--- Dataset records Enclosed Below ---
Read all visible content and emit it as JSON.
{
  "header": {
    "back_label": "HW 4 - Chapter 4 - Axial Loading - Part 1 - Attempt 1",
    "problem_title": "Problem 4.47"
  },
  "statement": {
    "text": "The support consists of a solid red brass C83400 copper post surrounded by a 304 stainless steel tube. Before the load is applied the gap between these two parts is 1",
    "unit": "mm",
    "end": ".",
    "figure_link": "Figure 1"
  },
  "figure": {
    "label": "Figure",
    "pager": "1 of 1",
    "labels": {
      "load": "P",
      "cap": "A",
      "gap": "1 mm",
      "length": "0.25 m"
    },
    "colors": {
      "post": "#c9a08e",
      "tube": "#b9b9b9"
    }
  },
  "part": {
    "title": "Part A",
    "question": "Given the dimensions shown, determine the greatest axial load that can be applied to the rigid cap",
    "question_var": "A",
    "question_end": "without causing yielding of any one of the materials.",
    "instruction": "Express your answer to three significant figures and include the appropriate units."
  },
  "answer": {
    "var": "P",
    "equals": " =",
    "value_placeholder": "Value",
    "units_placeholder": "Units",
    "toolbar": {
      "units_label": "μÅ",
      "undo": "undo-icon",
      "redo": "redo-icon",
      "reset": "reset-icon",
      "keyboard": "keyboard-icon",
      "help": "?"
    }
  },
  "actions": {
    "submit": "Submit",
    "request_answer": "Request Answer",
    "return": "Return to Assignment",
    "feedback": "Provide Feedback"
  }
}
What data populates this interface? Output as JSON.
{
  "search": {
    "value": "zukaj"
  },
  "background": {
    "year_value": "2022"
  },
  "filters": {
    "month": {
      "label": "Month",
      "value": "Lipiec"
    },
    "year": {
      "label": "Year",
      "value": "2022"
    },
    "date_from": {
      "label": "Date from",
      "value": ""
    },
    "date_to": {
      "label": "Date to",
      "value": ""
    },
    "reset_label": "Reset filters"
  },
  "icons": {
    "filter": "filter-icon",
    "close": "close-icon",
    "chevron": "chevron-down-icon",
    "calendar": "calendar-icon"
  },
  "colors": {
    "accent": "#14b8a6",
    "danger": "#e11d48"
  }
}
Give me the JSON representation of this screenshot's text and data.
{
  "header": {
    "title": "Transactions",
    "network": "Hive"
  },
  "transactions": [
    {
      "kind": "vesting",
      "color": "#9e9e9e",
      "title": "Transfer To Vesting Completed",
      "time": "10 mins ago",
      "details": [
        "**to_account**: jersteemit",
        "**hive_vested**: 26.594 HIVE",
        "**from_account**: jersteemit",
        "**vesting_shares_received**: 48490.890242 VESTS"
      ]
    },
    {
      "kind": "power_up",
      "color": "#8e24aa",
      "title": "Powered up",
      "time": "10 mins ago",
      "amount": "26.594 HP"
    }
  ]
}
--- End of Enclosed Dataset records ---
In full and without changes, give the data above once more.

Read all visible content and emit it as JSON.
{
  "header": {
    "back_label": "HW 4 - Chapter 4 - Axial Loading - Part 1 - Attempt 1",
    "problem_title": "Problem 4.47"
  },
  "statement": {
    "text": "The support consists of a solid red brass C83400 copper post surrounded by a 304 stainless steel tube. Before the load is applied the gap between these two parts is 1",
    "unit": "mm",
    "end": ".",
    "figure_link": "Figure 1"
  },
  "figure": {
    "label": "Figure",
    "pager": "1 of 1",
    "labels": {
      "load": "P",
      "cap": "A",
      "gap": "1 mm",
      "length": "0.25 m"
    },
    "colors": {
      "post": "#c9a08e",
      "tube": "#b9b9b9"
    }
  },
  "part": {
    "title": "Part A",
    "question": "Given the dimensions shown, determine the greatest axial load that can be applied to the rigid cap",
    "question_var": "A",
    "question_end": "without causing yielding of any one of the materials.",
    "instruction": "Express your answer to three significant figures and include the appropriate units."
  },
  "answer": {
    "var": "P",
    "equals": " =",
    "value_placeholder": "Value",
    "units_placeholder": "Units",
    "toolbar": {
      "units_label": "μÅ",
      "undo": "undo-icon",
      "redo": "redo-icon",
      "reset": "reset-icon",
      "keyboard": "keyboard-icon",
      "help": "?"
    }
  },
  "actions": {
    "submit": "Submit",
    "request_answer": "Request Answer",
    "return": "Return to Assignment",
    "feedback": "Provide Feedback"
  }
}
What data populates this interface? Output as JSON.
{
  "search": {
    "value": "zukaj"
  },
  "background": {
    "year_value": "2022"
  },
  "filters": {
    "month": {
      "label": "Month",
      "value": "Lipiec"
    },
    "year": {
      "label": "Year",
      "value": "2022"
    },
    "date_from": {
      "label": "Date from",
      "value": ""
    },
    "date_to": {
      "label": "Date to",
      "value": ""
    },
    "reset_label": "Reset filters"
  },
  "icons": {
    "filter": "filter-icon",
    "close": "close-icon",
    "chevron": "chevron-down-icon",
    "calendar": "calendar-icon"
  },
  "colors": {
    "accent": "#14b8a6",
    "danger": "#e11d48"
  }
}
Give me the JSON representation of this screenshot's text and data.
{
  "header": {
    "title": "Transactions",
    "network": "Hive"
  },
  "transactions": [
    {
      "kind": "vesting",
      "color": "#9e9e9e",
      "title": "Transfer To Vesting Completed",
      "time": "10 mins ago",
      "details": [
        "**to_account**: jersteemit",
        "**hive_vested**: 26.594 HIVE",
        "**from_account**: jersteemit",
        "**vesting_shares_received**: 48490.890242 VESTS"
      ]
    },
    {
      "kind": "power_up",
      "color": "#8e24aa",
      "title": "Powered up",
      "time": "10 mins ago",
      "amount": "26.594 HP"
    }
  ]
}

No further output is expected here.